According to Gartner, 89% of companies plan to compete primarily on the basis of customer experience in 2016. Despite its popularity as a KPI in the boardroom, customer satisfaction rarely correlates to revenue or market share.
Authors Lerzan Aksoy and Tim Keiningham wanted to find a better way to find out why customers would choose a specific brand within a category—in other words, why they would allocate their money for one brand over another. At the AMA’s Analytics With Purpose conference in Scottsdale, Ariz., they outline a new success metric that’s more accurate than the Net Promoter Score in measuring a brand’s market share in their book The Wallet Allocation Rule. The most challenging part of measuring a customer’s experience is that it has to come from the customer in the form of online feedback and surveys. But customers are largely sick of filling out feedback forms, Keiningham says. But even if you can get customer satisfaction information through your Net Promoter Score or customer feedback, there are three big problems with that kind of customer feedback which can mislead marketers, he says.
There are three big problems with satisfaction data:
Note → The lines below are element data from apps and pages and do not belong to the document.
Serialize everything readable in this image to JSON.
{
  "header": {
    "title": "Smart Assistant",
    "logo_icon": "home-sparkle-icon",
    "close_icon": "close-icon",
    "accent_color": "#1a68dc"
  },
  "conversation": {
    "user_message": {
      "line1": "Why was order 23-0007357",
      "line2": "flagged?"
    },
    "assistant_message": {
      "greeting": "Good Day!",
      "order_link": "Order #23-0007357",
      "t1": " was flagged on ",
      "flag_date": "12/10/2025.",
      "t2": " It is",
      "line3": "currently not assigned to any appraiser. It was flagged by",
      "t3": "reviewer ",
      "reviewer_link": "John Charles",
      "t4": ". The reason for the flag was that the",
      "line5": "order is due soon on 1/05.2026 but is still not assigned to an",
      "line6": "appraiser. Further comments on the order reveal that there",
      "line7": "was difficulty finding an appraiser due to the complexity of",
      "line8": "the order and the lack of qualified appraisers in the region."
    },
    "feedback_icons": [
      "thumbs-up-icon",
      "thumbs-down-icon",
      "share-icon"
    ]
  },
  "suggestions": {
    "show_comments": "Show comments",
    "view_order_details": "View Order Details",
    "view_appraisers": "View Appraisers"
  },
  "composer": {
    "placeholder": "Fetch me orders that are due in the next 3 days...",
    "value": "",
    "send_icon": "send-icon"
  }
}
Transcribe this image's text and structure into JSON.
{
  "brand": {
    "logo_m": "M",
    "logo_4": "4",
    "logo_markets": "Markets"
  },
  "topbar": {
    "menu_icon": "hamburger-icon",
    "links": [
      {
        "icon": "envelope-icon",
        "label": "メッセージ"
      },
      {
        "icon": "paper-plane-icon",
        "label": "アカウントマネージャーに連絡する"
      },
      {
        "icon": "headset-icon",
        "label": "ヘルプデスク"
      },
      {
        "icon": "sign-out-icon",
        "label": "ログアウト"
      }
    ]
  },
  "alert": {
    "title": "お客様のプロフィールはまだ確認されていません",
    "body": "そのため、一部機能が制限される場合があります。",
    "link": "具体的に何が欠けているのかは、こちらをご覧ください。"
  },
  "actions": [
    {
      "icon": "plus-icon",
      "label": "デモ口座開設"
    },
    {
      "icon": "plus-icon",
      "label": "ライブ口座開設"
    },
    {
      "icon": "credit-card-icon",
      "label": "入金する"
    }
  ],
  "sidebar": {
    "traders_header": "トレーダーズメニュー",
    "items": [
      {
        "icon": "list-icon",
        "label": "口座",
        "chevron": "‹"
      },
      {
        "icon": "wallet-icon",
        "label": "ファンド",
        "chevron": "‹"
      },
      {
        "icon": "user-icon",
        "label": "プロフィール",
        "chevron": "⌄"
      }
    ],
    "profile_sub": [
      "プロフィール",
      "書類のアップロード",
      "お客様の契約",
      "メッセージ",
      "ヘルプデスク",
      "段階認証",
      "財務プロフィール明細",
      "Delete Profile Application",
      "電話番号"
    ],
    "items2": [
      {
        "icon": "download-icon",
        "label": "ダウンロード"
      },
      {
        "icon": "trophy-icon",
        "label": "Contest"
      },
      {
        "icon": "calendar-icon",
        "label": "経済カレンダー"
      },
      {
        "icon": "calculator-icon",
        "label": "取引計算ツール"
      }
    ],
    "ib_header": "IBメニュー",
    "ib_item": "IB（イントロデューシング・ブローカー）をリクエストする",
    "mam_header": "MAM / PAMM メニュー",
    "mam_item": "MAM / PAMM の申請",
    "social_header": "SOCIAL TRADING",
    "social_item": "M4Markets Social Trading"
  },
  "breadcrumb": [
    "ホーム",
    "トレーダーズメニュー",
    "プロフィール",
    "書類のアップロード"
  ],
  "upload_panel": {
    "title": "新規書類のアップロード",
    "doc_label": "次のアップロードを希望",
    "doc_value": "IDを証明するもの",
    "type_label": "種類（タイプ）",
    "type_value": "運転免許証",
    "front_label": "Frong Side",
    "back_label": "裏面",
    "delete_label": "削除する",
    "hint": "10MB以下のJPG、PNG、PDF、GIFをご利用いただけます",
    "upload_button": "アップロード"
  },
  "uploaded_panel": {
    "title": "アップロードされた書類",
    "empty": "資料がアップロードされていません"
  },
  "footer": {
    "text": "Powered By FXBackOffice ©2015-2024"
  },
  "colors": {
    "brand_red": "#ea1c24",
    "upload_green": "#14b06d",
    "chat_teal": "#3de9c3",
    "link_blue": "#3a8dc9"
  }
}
1. Some brands set themselves up as “money losing delighters”: Groupon’s most affordable, best-deal coupons generally make no money for the merchant. Homebanc mortgage lender valued customer satisfaction above all else, giving sales associates the directive to give customers close to whatever they asked for. “The best way to delight your customers is to give your product away—as long as you stay in business,” Keiningham says. These brands, while they have high customer satisfaction, are not big money makers.
2. A smaller customer base often equals happier customers: Customer satisfaction reached an all-time high for Kmart in 2001. Why? Kmart filed bankruptcy in 2001, so the customers that remained in 2001 were long-time Kmart loyalists, while less loyal customers stopped shopping there. Pizza chains, discount retailers, life insurance, banks and credit unions—for all of these markets, the bigger the company is the less satisfied the customers are.
3. Marketers’ measurements don’t actually link to behaviors: NPS explains only 1% of customers’ share of spending. The problem is that even that 1% is positive, so people will look to that number even if it’s small. As marketers, we need to remember that “no one is average.” If we look at data and the average, we’ll get a skewed look. You should look at where you stand within your competitors, not just how “satisfied” our customers are.
The only way you can improve you share of wallet is to improve your customer’s view of you within the entire marketplace. You want to look at “relative rank” rather than NPS or satisfaction. “Gaining share of wallet requires reducing customers’ need to use the competition.” Aksoy and Keiningham propose a new formula to use to replace what they say are inaccurate success metrics:
The Wallet Allocation Rule formula:
• Rank: The relative position that a customer assigns to a brand in comparison to other brands also used by the customer in the category.
• Number of brands: the total number of brands used in the category by the customer
1. Increasing satisfaction levels can be a useful component of a company’s strategy, but it doesn’t have to be. Often it isn’t compatible with market share growth—or even good business.
2. Three key problems in linking satisfaction and business performance:
a. Smaller = happier
b. Money losing delighters
c. Metrics don’t link to customers’ behaviors
3. It’s your score, not your rank! With the Wallet Allocation Rule, managers finally have the ability to link their current metrics to the spending customers allocate to their brands.